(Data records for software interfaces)
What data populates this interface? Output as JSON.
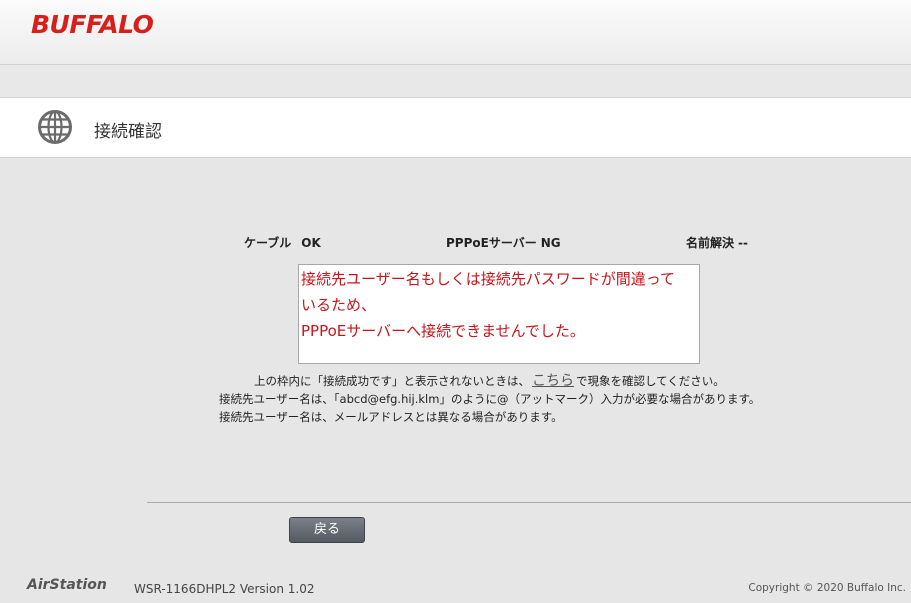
{
  "header": {
    "logo": "BUFFALO"
  },
  "title_bar": {
    "title": "接続確認",
    "icon": "globe-icon"
  },
  "status": {
    "cable_label": "ケーブル",
    "cable_value": "OK",
    "pppoe_label": "PPPoEサーバー",
    "pppoe_value": "NG",
    "dns_label": "名前解決",
    "dns_value": "--"
  },
  "message_box": {
    "lines": [
      "接続先ユーザー名もしくは接続先パスワードが間違って",
      "いるため、",
      "PPPoEサーバーへ接続できませんでした。"
    ],
    "color": "#c8151b"
  },
  "notes": {
    "line1_before": "上の枠内に「接続成功です」と表示されないときは、",
    "line1_link": "こちら",
    "line1_after": "で現象を確認してください。",
    "line2": "接続先ユーザー名は、「abcd@efg.hij.klm」のように@（アットマーク）入力が必要な場合があります。",
    "line3": "接続先ユーザー名は、メールアドレスとは異なる場合があります。"
  },
  "buttons": {
    "back": "戻る"
  },
  "footer": {
    "brand": "AirStation",
    "model": "WSR-1166DHPL2 Version 1.02",
    "copyright": "Copyright © 2020 Buffalo Inc."
  },
  "colors": {
    "brand_red": "#d7201c",
    "error_red": "#c8151b"
  }
}
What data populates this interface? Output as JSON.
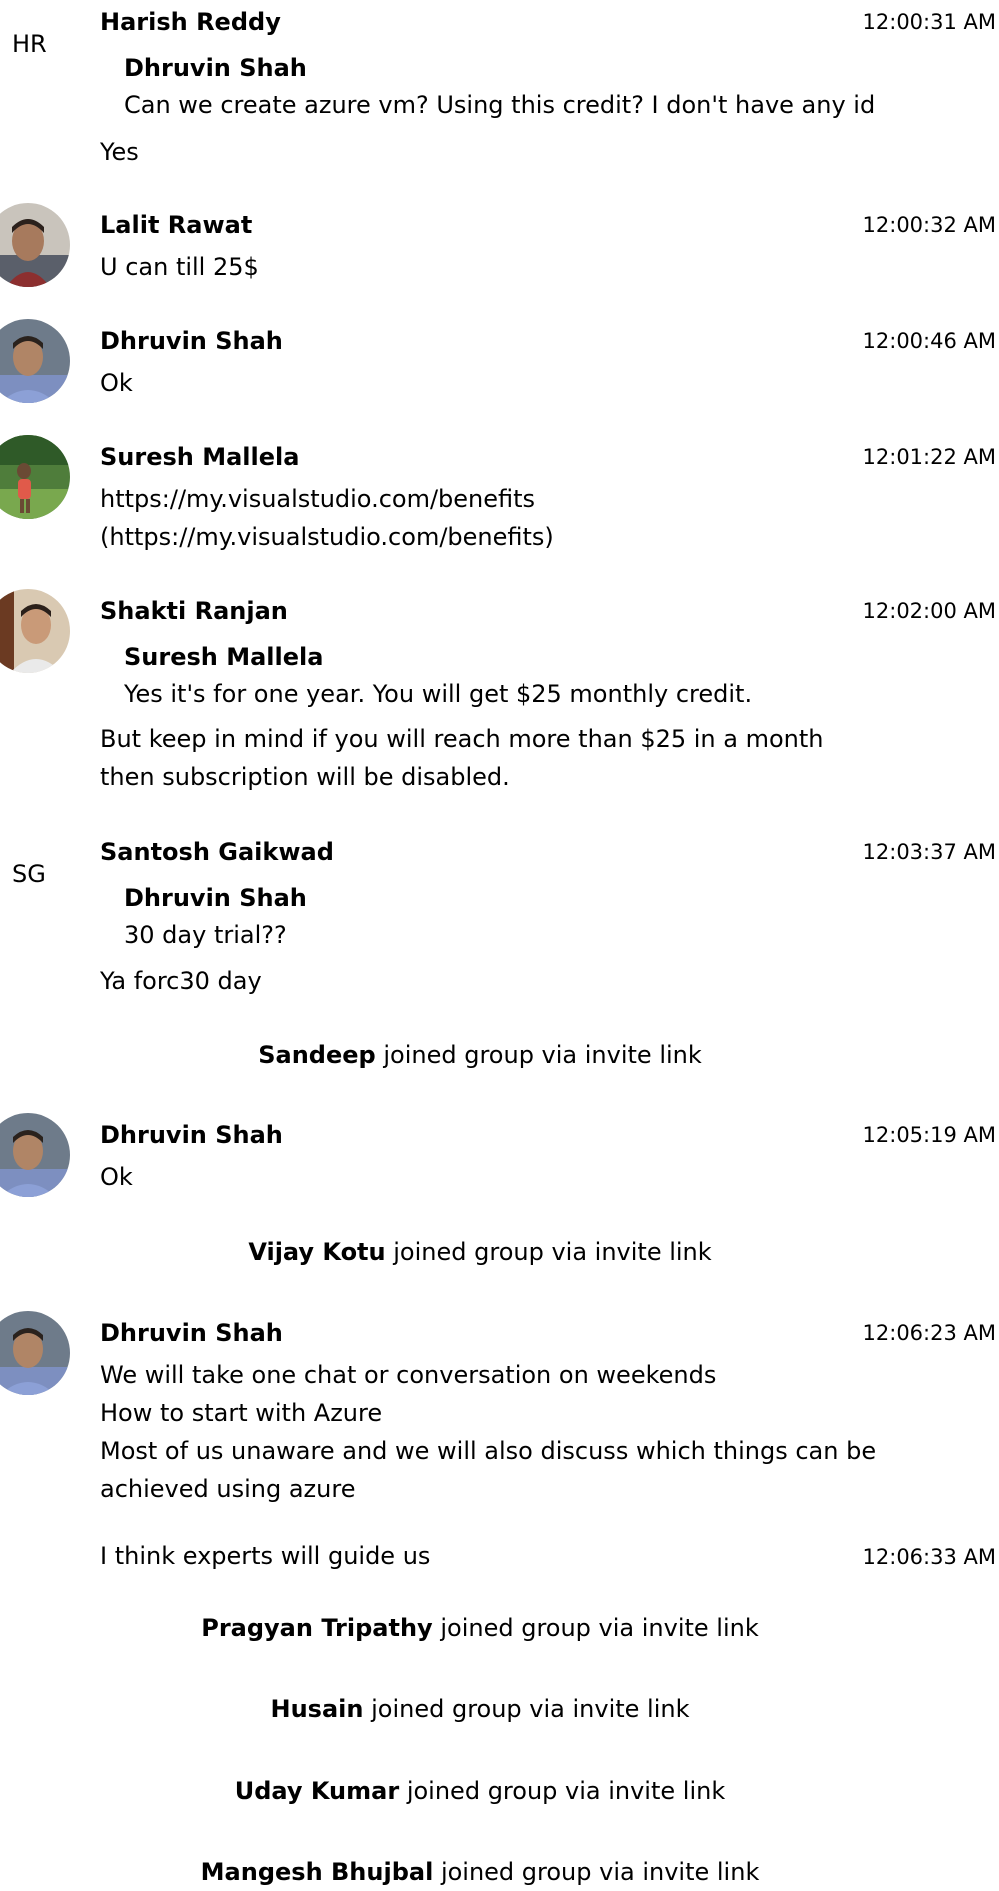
{
  "messages": {
    "m1": {
      "initials": "HR",
      "sender": "Harish Reddy",
      "time": "12:00:31 AM",
      "quote_name": "Dhruvin Shah",
      "quote_text": "Can we create azure vm? Using this credit? I don't have any id",
      "text": "Yes"
    },
    "m2": {
      "sender": "Lalit Rawat",
      "time": "12:00:32 AM",
      "text": "U can till 25$"
    },
    "m3": {
      "sender": "Dhruvin Shah",
      "time": "12:00:46 AM",
      "text": "Ok"
    },
    "m4": {
      "sender": "Suresh Mallela",
      "time": "12:01:22 AM",
      "line1": "https://my.visualstudio.com/benefits",
      "line2": "(https://my.visualstudio.com/benefits)"
    },
    "m5": {
      "sender": "Shakti Ranjan",
      "time": "12:02:00 AM",
      "quote_name": "Suresh Mallela",
      "quote_text": "Yes it's for one year. You will get $25 monthly credit.",
      "line1": "But keep in mind if you will reach more than $25 in a month",
      "line2": "then subscription will be disabled."
    },
    "m6": {
      "initials": "SG",
      "sender": "Santosh Gaikwad",
      "time": "12:03:37 AM",
      "quote_name": "Dhruvin Shah",
      "quote_text": "30 day trial??",
      "text": "Ya forc30 day"
    },
    "m7": {
      "sender": "Dhruvin Shah",
      "time": "12:05:19 AM",
      "text": "Ok"
    },
    "m8": {
      "sender": "Dhruvin Shah",
      "time": "12:06:23 AM",
      "line1": "We will take one chat or conversation on weekends",
      "line2": "How to start with Azure",
      "line3": "Most of us unaware and we will also discuss which things can be",
      "line4": "achieved using azure",
      "followup_text": "I think experts will guide us",
      "followup_time": "12:06:33 AM"
    }
  },
  "system": {
    "s1": {
      "name": "Sandeep",
      "action": "joined group via invite link"
    },
    "s2": {
      "name": "Vijay Kotu",
      "action": "joined group via invite link"
    },
    "s3": {
      "name": "Pragyan Tripathy",
      "action": "joined group via invite link"
    },
    "s4": {
      "name": "Husain",
      "action": "joined group via invite link"
    },
    "s5": {
      "name": "Uday Kumar",
      "action": "joined group via invite link"
    },
    "s6": {
      "name": "Mangesh Bhujbal",
      "action": "joined group via invite link"
    }
  }
}
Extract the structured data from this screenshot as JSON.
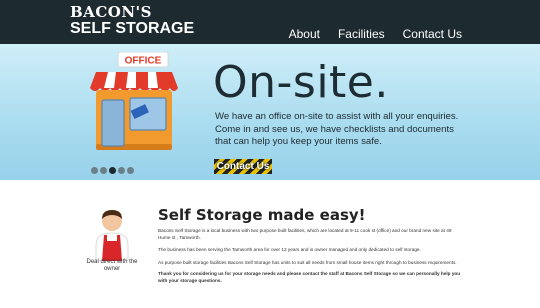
{
  "brand": {
    "line1": "BACON'S",
    "line2": "SELF STORAGE"
  },
  "nav": [
    {
      "label": "About"
    },
    {
      "label": "Facilities"
    },
    {
      "label": "Contact Us"
    }
  ],
  "hero": {
    "sign_text": "OFFICE",
    "title": "On-site.",
    "text": "We have an office on-site to assist with all your enquiries. Come in and see us, we have checklists and documents that can help you keep your items safe.",
    "cta_label": "Contact Us",
    "slider_dots": 5,
    "active_dot": 3
  },
  "main": {
    "title": "Self Storage made easy!",
    "owner_caption": "Deal direct with the owner",
    "paragraphs": [
      "Bacons Self Storage is a local business with two purpose built facilities, which are located at 9-11 cook st (office) and our brand new site at 49 Hume st , Tamworth.",
      "The business has been serving the Tamworth area for over 12 years and is owner managed and only dedicated to self storage.",
      "As purpose built storage facilities Bacons Self Storage has units to suit all needs from small house items right through to business requirements.",
      "Thank you for considering us for your storage needs and please contact the staff at Bacons Self Storage so we can personally help you with your storage questions."
    ]
  },
  "colors": {
    "header": "#1d2a30",
    "hero_bg": "#a9dcef",
    "awning_red": "#e23b2a",
    "building_orange": "#f29a2e"
  }
}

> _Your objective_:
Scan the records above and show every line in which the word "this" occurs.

> _Response area_:
What data populates this interface? Output as JSON.
What data populates this interface? Output as JSON.
      "quote_text": "Can we create azure vm? Using this credit? I don't have any id",
Extract the structured data from this screenshot as JSON.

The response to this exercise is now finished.